[Dataset records]
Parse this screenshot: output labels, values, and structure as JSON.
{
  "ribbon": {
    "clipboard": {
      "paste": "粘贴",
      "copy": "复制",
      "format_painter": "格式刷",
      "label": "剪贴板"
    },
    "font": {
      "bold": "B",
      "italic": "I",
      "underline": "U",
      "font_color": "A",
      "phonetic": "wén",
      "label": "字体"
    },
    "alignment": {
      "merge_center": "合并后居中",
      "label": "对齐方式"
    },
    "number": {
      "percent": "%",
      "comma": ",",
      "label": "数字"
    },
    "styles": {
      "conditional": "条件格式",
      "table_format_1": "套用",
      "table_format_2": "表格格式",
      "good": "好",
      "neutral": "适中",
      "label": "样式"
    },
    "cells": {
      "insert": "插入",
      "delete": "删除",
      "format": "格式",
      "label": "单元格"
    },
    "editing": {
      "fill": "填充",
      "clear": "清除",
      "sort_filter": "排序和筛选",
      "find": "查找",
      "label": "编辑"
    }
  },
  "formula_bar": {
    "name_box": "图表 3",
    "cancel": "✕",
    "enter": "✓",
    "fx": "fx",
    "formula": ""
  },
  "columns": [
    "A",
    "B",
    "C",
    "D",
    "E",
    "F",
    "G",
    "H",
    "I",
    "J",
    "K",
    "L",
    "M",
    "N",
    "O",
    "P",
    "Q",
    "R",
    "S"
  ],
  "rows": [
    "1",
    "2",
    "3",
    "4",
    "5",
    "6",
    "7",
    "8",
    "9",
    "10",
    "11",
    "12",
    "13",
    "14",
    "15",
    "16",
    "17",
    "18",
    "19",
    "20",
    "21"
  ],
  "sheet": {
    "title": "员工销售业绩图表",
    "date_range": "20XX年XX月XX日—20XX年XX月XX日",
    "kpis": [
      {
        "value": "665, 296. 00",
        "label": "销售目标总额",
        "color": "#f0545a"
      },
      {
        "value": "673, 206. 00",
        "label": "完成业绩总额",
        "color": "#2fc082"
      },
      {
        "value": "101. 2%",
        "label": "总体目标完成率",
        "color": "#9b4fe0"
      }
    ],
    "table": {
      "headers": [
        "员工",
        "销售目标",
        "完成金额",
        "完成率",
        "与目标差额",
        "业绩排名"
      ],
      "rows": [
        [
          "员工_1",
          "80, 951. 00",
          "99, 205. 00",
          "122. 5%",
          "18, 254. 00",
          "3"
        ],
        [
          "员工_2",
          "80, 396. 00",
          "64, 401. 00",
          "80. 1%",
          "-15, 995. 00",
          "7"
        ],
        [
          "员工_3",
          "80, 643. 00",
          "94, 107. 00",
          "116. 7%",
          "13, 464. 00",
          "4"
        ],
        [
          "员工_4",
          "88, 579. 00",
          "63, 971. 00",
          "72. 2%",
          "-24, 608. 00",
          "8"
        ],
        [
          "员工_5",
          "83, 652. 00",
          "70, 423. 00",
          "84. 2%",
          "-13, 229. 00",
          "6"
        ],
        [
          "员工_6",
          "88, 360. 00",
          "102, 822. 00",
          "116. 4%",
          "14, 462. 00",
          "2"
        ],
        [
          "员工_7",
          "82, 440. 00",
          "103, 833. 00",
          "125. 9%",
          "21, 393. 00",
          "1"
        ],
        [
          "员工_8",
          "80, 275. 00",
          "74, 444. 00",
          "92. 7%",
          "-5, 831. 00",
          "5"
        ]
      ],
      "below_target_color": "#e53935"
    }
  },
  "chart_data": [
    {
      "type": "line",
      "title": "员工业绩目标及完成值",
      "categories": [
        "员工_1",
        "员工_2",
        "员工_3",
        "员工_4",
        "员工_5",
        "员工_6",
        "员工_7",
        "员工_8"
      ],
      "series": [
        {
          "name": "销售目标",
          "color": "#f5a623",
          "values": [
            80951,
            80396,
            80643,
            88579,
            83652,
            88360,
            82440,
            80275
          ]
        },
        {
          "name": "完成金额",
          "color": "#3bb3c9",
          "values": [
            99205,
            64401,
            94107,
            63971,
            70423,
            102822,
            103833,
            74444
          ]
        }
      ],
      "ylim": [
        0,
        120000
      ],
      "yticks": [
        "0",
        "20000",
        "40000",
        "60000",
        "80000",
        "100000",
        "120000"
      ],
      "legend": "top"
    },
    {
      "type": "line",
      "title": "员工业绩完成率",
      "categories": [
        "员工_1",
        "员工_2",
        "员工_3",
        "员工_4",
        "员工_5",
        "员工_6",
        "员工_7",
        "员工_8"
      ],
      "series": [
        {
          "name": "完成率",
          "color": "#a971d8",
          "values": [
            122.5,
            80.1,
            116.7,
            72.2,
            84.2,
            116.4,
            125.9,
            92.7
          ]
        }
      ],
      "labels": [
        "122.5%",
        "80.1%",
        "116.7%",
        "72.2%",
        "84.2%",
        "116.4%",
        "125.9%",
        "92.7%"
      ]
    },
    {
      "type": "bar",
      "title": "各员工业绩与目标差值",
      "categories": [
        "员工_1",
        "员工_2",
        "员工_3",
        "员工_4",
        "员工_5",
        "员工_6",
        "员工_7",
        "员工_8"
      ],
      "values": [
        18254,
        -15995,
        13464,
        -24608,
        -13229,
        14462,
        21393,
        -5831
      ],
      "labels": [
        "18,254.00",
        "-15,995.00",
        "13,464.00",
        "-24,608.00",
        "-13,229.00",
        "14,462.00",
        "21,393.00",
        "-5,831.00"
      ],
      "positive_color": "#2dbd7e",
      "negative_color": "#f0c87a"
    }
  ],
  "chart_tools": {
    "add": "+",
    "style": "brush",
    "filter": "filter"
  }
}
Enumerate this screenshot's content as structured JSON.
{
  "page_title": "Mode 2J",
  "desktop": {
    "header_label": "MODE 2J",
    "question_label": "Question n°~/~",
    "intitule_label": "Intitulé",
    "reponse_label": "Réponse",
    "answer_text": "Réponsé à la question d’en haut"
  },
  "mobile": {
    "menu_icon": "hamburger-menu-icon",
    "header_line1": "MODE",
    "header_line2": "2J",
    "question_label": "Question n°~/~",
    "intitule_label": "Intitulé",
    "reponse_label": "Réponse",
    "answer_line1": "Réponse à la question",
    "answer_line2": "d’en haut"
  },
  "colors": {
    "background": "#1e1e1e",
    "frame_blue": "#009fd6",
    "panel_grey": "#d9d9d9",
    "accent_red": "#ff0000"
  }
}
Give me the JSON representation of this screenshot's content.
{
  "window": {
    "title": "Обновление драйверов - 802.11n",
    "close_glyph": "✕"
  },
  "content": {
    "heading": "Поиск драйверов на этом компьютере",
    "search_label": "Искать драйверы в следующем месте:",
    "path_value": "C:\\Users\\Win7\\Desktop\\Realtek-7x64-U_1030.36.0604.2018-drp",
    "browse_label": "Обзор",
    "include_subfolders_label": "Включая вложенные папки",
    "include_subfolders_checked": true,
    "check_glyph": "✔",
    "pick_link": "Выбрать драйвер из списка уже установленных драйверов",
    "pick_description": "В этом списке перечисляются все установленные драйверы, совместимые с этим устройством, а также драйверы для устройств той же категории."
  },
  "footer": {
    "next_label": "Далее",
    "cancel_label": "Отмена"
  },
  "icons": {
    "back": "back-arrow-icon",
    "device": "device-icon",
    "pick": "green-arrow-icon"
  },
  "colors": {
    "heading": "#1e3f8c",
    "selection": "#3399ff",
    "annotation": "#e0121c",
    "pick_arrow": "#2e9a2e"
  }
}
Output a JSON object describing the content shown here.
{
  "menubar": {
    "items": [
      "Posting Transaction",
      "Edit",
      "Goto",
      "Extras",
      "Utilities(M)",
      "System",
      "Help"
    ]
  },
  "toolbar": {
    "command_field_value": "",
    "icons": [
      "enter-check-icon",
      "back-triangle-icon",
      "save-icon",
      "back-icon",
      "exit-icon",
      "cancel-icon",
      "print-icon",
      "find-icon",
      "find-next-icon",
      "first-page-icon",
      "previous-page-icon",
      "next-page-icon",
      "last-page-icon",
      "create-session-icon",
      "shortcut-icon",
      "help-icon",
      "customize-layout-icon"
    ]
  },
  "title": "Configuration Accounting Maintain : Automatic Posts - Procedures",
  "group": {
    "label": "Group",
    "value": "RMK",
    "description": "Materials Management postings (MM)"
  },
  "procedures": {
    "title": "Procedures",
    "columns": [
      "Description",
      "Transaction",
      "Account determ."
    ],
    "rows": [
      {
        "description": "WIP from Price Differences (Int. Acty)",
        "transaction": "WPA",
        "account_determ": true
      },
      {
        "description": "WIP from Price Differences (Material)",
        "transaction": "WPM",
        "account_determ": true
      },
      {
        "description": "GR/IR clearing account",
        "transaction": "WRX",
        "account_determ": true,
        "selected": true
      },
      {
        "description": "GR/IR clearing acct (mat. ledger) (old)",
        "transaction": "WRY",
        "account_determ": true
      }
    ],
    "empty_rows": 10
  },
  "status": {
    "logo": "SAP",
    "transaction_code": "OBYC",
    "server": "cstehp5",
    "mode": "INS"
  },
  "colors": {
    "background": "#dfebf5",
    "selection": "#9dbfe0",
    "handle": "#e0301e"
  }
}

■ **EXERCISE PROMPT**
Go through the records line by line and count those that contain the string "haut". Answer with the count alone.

■ **EXERCISE OUTPUT**
2